It's likely that the event will receive interest well beyond its usual audiences, as Apple's controversy with the FBI has placed new attention on the brand and moved CEO Tim Cook into a heightened role as a privacy advocate.
Harmit Kambo, director of campaigns and development at Privacy International, described Cook as "playing an extremely valuable role in this massively important debate," according to a Feb. 29 report from Bloomberg, which went on to describe Cook's stand against the Justice Dept. as "extending" and "legitimizing" Edward Snowden's legacy.
[Editor's note: This article has been updated to reflect the date of the House Judiciary Committee testimony.]
Does your company offer the most rewarding place to work in IT? Do you know of an organization that stands out from the pack when it comes to how IT workers are treated? Make your voice heard. Submit your entry now for InformationWeek's People's Choice Award. Full details and a submission form can be found here.
Michelle Maisto is a writer, a reader, a plotter, a cook, and a thinker whose career has revolved around food and technology. She has been, among other things, the editor-in-chief of Mobile Enterprise Magazine, a reporter on consumer mobile products and wireless networks for ... View Full Bio
We welcome your comments on this topic on our social media channels, or [contact us directly] with questions about the site.
2018 State of the CloudCloud adoption is growing, but how are organizations taking advantage of it? Interop ITX and InformationWeek surveyed technology decision-makers to find out, read this report to discover what they had to say!

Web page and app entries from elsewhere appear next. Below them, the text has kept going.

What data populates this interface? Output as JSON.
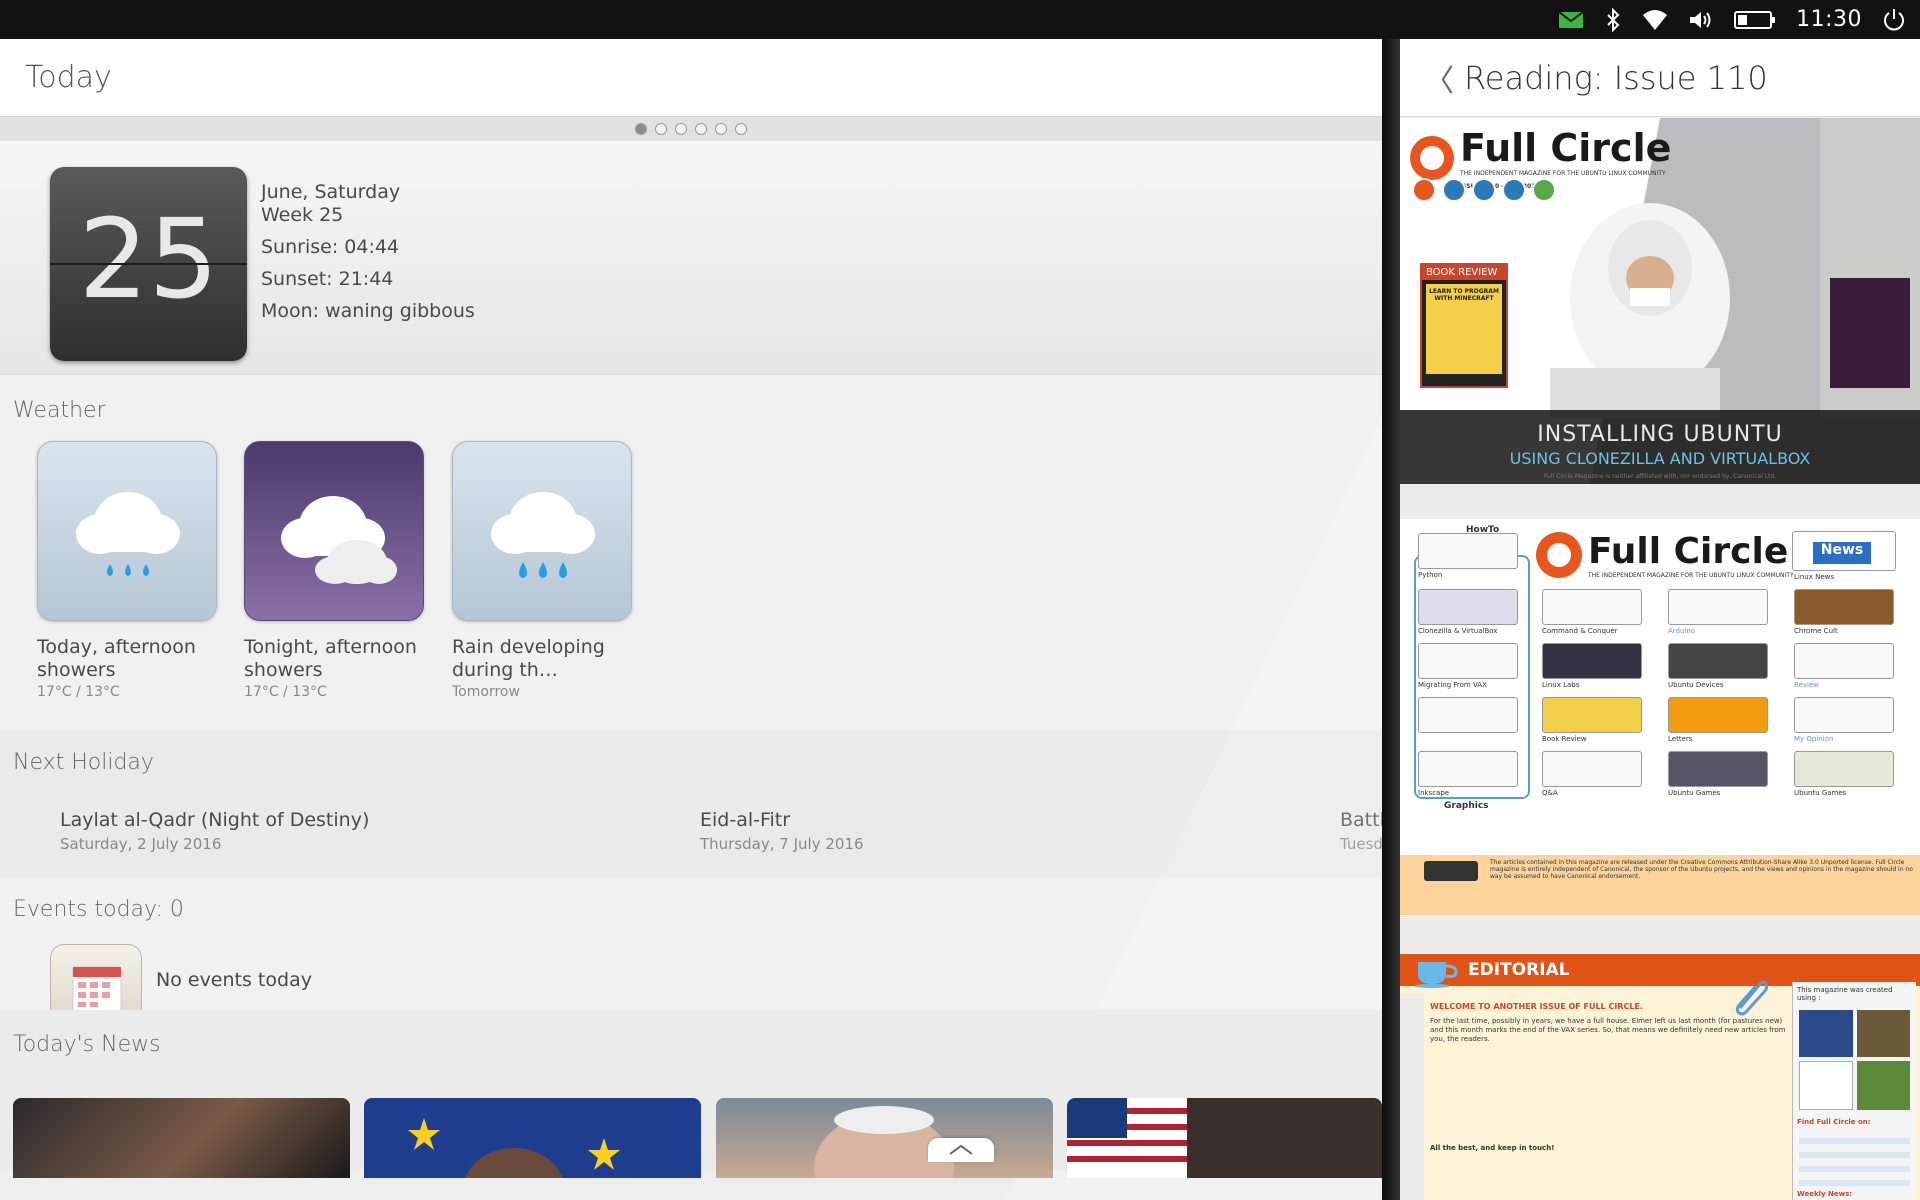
{
  "status": {
    "time": "11:30",
    "indicators": [
      "message-icon",
      "bluetooth-icon",
      "wifi-icon",
      "volume-icon",
      "battery-icon",
      "power-icon"
    ],
    "accent_message": "#3bb54a"
  },
  "today": {
    "title": "Today",
    "page_count": 6,
    "active_page": 0,
    "date": {
      "day_number": "25",
      "line1": "June, Saturday",
      "line2": "Week 25",
      "sunrise": "Sunrise: 04:44",
      "sunset": "Sunset: 21:44",
      "moon": "Moon: waning gibbous"
    },
    "weather": {
      "title": "Weather",
      "items": [
        {
          "icon": "rain-cloud-icon",
          "label": "Today, afternoon showers",
          "sub": "17°C / 13°C",
          "theme": "day"
        },
        {
          "icon": "cloud-icon",
          "label": "Tonight, afternoon showers",
          "sub": "17°C / 13°C",
          "theme": "night"
        },
        {
          "icon": "rain-cloud-icon",
          "label": "Rain developing during th…",
          "sub": "Tomorrow",
          "theme": "day"
        }
      ]
    },
    "holiday": {
      "title": "Next Holiday",
      "items": [
        {
          "name": "Laylat al-Qadr (Night of Destiny)",
          "date": "Saturday, 2 July 2016"
        },
        {
          "name": "Eid-al-Fitr",
          "date": "Thursday, 7 July 2016"
        },
        {
          "name": "Battle",
          "date": "Tuesday"
        }
      ]
    },
    "events": {
      "title": "Events today: 0",
      "empty": "No events today"
    },
    "news": {
      "title": "Today's News"
    }
  },
  "reader": {
    "back_label": "〈",
    "title": "Reading: Issue 110",
    "cover": {
      "magazine": "Full Circle",
      "tagline": "THE INDEPENDENT MAGAZINE FOR THE UBUNTU LINUX COMMUNITY",
      "issue": "ISSUE #110 - June 2016",
      "book_review": "BOOK REVIEW",
      "book_title": "LEARN TO PROGRAM WITH MINECRAFT",
      "headline": "INSTALLING UBUNTU",
      "subheadline": "USING CLONEZILLA AND VIRTUALBOX",
      "disclaimer": "Full Circle Magazine is neither affiliated with, nor endorsed by, Canonical Ltd."
    },
    "contents": {
      "magazine": "Full Circle",
      "tagline": "THE INDEPENDENT MAGAZINE FOR THE UBUNTU LINUX COMMUNITY",
      "howto": "HowTo",
      "graphics": "Graphics",
      "news": "News",
      "labels": [
        "Python",
        "Clonezilla & VirtualBox",
        "Migrating From VAX",
        "Inkscape",
        "Command & Conquer",
        "Linux Labs",
        "Book Review",
        "Q&A",
        "Arduino",
        "Ubuntu Devices",
        "Letters",
        "Ubuntu Games",
        "Linux News",
        "Chrome Cult",
        "Review",
        "My Opinion",
        "Ubuntu Games"
      ],
      "license": "The articles contained in this magazine are released under the Creative Commons Attribution-Share Alike 3.0 Unported license. Full Circle magazine is entirely independent of Canonical, the sponsor of the Ubuntu projects, and the views and opinions in the magazine should in no way be assumed to have Canonical endorsement."
    },
    "editorial": {
      "title": "EDITORIAL",
      "welcome": "WELCOME TO ANOTHER ISSUE OF FULL CIRCLE.",
      "body": "For the last time, possibly in years, we have a full house. Elmer left us last month (for pastures new) and this month marks the end of the VAX series. So, that means we definitely need new articles from you, the readers.",
      "signoff": "All the best, and keep in touch!",
      "created_using": "This magazine was created using :",
      "find": "Find Full Circle on:",
      "weekly": "Weekly News:"
    }
  }
}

Cybersecurity Strategies for the Digital EraAt its core, digital business relies on strong security practices. In addition, leveraging security intelligence and integrating security with operations and developer teams can help organizations push the boundaries of innovation.